## Exercise brief
Report how many lines in the records below hold the word "unchecked". Add nothing to the number.

Component data from apps and pages
....................

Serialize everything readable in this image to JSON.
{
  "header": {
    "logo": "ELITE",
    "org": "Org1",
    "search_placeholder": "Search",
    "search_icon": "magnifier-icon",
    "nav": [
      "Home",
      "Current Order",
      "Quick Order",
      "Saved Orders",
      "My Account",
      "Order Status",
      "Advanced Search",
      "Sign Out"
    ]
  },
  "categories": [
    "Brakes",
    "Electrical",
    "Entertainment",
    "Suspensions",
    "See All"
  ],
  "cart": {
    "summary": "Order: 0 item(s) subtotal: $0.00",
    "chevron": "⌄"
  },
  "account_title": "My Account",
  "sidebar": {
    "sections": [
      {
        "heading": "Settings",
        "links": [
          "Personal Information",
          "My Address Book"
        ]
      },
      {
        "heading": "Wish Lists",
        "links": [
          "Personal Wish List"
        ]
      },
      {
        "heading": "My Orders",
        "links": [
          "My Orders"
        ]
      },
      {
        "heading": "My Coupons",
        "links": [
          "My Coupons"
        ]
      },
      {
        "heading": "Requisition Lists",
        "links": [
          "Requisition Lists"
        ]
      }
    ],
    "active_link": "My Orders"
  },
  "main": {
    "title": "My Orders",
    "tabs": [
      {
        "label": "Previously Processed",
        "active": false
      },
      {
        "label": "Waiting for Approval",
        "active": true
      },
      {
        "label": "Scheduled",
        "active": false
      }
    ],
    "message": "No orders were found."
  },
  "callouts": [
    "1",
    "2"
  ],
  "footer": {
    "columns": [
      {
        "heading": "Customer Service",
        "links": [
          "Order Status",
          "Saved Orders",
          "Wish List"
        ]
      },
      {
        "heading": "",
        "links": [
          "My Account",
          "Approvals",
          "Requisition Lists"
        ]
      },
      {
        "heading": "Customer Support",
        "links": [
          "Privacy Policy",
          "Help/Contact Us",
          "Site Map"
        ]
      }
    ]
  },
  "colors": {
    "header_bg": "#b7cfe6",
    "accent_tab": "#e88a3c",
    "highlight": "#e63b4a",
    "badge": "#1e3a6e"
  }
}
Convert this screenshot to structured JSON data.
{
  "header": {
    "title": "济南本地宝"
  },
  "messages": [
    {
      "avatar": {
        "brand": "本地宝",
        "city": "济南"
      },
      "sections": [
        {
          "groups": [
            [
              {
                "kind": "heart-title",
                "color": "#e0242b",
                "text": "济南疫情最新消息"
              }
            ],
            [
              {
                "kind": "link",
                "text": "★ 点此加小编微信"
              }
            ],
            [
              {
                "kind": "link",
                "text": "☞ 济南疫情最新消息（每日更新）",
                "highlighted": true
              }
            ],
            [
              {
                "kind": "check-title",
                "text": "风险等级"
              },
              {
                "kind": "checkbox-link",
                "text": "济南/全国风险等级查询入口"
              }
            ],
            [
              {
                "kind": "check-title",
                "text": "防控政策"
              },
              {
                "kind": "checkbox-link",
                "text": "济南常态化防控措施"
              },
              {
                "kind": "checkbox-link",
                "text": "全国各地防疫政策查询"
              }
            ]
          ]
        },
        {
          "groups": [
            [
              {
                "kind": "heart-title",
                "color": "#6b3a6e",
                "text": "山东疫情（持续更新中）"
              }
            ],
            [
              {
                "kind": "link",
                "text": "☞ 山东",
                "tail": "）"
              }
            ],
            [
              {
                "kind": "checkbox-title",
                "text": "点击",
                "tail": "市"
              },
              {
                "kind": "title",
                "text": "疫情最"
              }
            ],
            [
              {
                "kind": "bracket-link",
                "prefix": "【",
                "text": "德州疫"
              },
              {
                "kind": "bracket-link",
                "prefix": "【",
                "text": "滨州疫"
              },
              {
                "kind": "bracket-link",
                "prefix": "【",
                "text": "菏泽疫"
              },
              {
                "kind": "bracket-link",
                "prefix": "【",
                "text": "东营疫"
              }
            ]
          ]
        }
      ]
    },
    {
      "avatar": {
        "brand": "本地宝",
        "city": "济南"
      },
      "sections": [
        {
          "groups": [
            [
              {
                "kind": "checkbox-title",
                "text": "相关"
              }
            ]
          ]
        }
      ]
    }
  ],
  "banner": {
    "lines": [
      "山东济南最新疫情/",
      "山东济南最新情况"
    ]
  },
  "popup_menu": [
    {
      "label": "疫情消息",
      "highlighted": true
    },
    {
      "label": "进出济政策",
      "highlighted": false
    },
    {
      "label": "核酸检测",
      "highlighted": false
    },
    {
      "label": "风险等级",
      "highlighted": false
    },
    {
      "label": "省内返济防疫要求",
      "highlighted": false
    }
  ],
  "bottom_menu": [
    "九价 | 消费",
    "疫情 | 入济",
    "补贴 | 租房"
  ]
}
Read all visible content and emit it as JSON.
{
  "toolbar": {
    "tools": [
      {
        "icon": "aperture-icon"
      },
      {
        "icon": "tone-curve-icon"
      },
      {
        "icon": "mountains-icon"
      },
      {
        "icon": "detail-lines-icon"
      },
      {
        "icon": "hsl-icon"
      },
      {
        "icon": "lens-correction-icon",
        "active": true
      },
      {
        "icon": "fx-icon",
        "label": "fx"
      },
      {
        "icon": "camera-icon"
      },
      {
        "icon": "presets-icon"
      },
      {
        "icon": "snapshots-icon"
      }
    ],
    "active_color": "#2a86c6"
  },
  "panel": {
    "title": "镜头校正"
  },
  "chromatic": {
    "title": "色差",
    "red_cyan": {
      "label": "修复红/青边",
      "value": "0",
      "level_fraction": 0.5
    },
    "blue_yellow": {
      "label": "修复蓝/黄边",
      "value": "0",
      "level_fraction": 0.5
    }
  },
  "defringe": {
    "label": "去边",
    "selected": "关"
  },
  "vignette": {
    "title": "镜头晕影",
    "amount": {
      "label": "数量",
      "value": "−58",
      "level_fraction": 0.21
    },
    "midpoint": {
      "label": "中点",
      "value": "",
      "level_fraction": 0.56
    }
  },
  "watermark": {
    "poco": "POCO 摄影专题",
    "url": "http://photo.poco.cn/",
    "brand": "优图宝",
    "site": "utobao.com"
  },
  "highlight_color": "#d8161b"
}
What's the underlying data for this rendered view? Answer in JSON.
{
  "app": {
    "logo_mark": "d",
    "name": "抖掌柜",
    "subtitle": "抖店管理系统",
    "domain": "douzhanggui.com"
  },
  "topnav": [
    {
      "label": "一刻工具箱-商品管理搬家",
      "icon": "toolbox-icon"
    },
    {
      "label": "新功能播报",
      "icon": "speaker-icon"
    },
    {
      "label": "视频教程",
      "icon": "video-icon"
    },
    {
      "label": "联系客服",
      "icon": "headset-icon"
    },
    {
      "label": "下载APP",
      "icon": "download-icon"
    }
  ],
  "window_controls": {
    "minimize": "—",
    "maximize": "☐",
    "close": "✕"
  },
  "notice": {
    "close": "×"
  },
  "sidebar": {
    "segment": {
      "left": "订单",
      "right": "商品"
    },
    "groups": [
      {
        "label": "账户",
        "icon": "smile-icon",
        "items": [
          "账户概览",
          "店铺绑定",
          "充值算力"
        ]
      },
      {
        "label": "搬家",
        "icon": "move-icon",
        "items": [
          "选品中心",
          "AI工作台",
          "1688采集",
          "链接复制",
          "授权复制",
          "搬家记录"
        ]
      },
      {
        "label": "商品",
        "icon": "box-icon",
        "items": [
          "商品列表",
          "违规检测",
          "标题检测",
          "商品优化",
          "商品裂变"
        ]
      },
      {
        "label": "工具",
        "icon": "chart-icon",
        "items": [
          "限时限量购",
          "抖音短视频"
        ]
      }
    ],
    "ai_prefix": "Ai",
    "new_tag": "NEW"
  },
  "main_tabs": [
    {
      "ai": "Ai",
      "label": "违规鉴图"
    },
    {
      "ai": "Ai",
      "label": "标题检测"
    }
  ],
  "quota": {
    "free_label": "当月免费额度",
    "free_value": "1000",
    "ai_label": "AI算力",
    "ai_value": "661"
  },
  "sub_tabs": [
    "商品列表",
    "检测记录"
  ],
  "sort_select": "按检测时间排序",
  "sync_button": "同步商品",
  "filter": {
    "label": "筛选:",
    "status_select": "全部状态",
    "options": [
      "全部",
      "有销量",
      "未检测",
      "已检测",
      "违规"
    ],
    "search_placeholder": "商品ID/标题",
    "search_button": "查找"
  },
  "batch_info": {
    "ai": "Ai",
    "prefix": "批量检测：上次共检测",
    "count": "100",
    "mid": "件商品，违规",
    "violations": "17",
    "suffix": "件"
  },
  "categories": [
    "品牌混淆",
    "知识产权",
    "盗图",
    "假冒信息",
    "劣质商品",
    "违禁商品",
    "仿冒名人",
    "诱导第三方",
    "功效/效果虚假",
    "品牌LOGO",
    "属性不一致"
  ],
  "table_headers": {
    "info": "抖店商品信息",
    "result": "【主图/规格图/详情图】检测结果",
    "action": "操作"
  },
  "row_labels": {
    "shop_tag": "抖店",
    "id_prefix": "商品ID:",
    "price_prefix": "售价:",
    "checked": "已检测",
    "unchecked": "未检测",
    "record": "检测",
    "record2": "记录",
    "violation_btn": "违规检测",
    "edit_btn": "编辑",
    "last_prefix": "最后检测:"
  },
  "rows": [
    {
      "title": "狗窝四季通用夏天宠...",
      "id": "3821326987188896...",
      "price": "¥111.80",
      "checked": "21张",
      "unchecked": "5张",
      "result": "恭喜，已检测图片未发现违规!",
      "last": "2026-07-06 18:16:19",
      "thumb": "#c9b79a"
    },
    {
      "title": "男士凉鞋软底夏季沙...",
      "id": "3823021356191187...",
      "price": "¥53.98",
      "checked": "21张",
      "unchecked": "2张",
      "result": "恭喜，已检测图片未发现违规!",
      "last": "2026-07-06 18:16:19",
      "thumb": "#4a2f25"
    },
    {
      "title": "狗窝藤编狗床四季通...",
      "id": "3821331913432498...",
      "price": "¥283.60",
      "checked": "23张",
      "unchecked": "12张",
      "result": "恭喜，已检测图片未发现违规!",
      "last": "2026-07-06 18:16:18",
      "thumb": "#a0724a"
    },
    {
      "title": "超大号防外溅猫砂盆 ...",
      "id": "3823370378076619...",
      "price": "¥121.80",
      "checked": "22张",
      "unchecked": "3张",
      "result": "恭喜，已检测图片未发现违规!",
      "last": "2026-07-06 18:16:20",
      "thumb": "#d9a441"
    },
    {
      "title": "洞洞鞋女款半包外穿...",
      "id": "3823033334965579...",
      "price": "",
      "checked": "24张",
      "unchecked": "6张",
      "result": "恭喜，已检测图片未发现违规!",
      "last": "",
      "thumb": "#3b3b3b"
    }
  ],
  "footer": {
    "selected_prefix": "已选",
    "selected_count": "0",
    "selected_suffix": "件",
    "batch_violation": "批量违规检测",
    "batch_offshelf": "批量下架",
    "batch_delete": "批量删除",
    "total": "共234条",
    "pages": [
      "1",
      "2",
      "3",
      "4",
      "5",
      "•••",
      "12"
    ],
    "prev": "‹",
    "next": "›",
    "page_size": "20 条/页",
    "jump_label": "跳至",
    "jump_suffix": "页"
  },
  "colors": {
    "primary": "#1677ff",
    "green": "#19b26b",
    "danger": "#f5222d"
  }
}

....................

## Response
6